__WHAT TO DO__.
What is needed is the full set of records, word for word, with no pictures.

:::::

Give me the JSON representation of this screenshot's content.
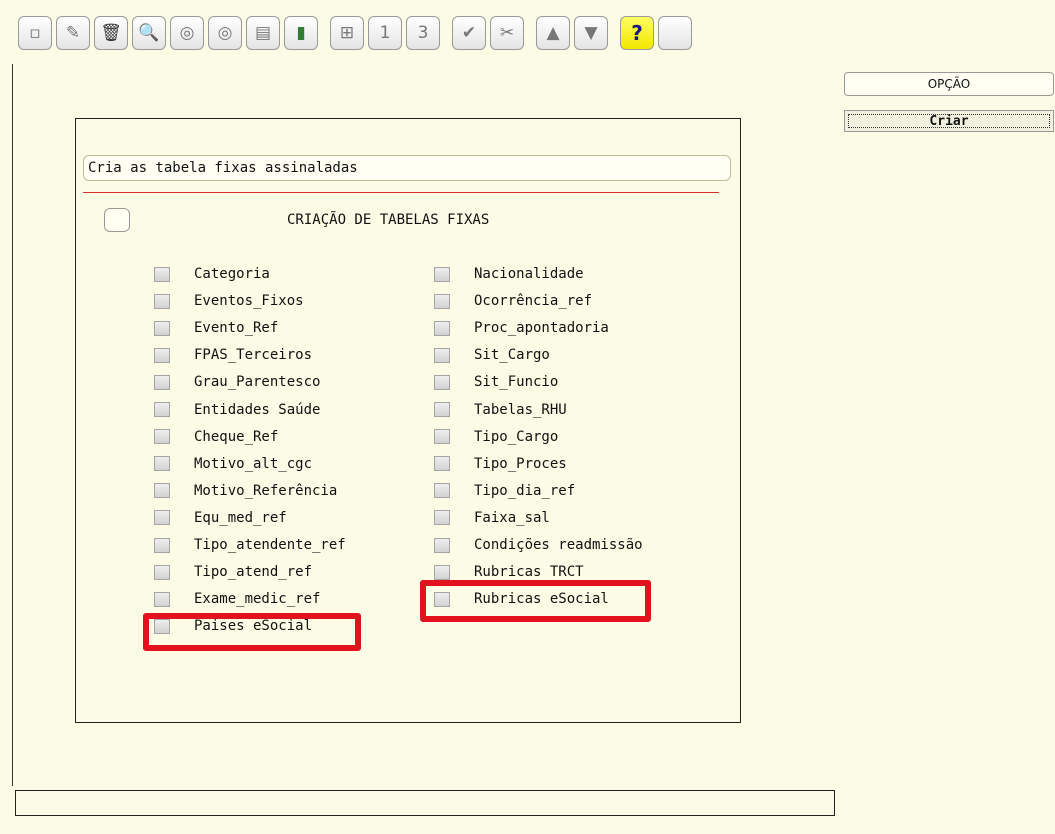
{
  "toolbar": {
    "icons": [
      "new-doc-icon",
      "edit-pencil-icon",
      "trash-icon",
      "search-icon",
      "prev-circle-icon",
      "next-circle-icon",
      "print-icon",
      "exit-door-icon",
      "binoculars-icon",
      "rank-first-icon",
      "rank-third-icon",
      "check-icon",
      "tools-icon",
      "up-triangle-icon",
      "filter-icon",
      "help-icon",
      "blank-icon"
    ],
    "glyphs": [
      "▫",
      "✎",
      "🗑",
      "🔍",
      "◎",
      "◎",
      "▤",
      "▮",
      "⊞",
      "1",
      "3",
      "✔",
      "✂",
      "▲",
      "▼",
      "?",
      ""
    ]
  },
  "description": "Cria as tabela fixas assinaladas",
  "title": "CRIAÇÃO DE TABELAS FIXAS",
  "left_items": [
    "Categoria",
    "Eventos_Fixos",
    "Evento_Ref",
    "FPAS_Terceiros",
    "Grau_Parentesco",
    "Entidades Saúde",
    "Cheque_Ref",
    "Motivo_alt_cgc",
    "Motivo_Referência",
    "Equ_med_ref",
    "Tipo_atendente_ref",
    "Tipo_atend_ref",
    "Exame_medic_ref",
    "Paises eSocial"
  ],
  "right_items": [
    "Nacionalidade",
    "Ocorrência_ref",
    "Proc_apontadoria",
    "Sit_Cargo",
    "Sit_Funcio",
    "Tabelas_RHU",
    "Tipo_Cargo",
    "Tipo_Proces",
    "Tipo_dia_ref",
    "Faixa_sal",
    "Condições readmissão",
    "Rubricas TRCT",
    "Rubricas eSocial"
  ],
  "side": {
    "option_label": "OPÇÃO",
    "create_label": "Criar"
  },
  "colors": {
    "highlight": "#e2131e",
    "background": "#fbfbe6"
  }
}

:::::

__EXERCISE ANSWER__.
Give me the JSON representation of this screenshot's content.
{
  "toolbar": {
    "icons": [
      "new-doc-icon",
      "edit-pencil-icon",
      "trash-icon",
      "search-icon",
      "prev-circle-icon",
      "next-circle-icon",
      "print-icon",
      "exit-door-icon",
      "binoculars-icon",
      "rank-first-icon",
      "rank-third-icon",
      "check-icon",
      "tools-icon",
      "up-triangle-icon",
      "filter-icon",
      "help-icon",
      "blank-icon"
    ],
    "glyphs": [
      "▫",
      "✎",
      "🗑",
      "🔍",
      "◎",
      "◎",
      "▤",
      "▮",
      "⊞",
      "1",
      "3",
      "✔",
      "✂",
      "▲",
      "▼",
      "?",
      ""
    ]
  },
  "description": "Cria as tabela fixas assinaladas",
  "title": "CRIAÇÃO DE TABELAS FIXAS",
  "left_items": [
    "Categoria",
    "Eventos_Fixos",
    "Evento_Ref",
    "FPAS_Terceiros",
    "Grau_Parentesco",
    "Entidades Saúde",
    "Cheque_Ref",
    "Motivo_alt_cgc",
    "Motivo_Referência",
    "Equ_med_ref",
    "Tipo_atendente_ref",
    "Tipo_atend_ref",
    "Exame_medic_ref",
    "Paises eSocial"
  ],
  "right_items": [
    "Nacionalidade",
    "Ocorrência_ref",
    "Proc_apontadoria",
    "Sit_Cargo",
    "Sit_Funcio",
    "Tabelas_RHU",
    "Tipo_Cargo",
    "Tipo_Proces",
    "Tipo_dia_ref",
    "Faixa_sal",
    "Condições readmissão",
    "Rubricas TRCT",
    "Rubricas eSocial"
  ],
  "side": {
    "option_label": "OPÇÃO",
    "create_label": "Criar"
  },
  "colors": {
    "highlight": "#e2131e",
    "background": "#fbfbe6"
  }
}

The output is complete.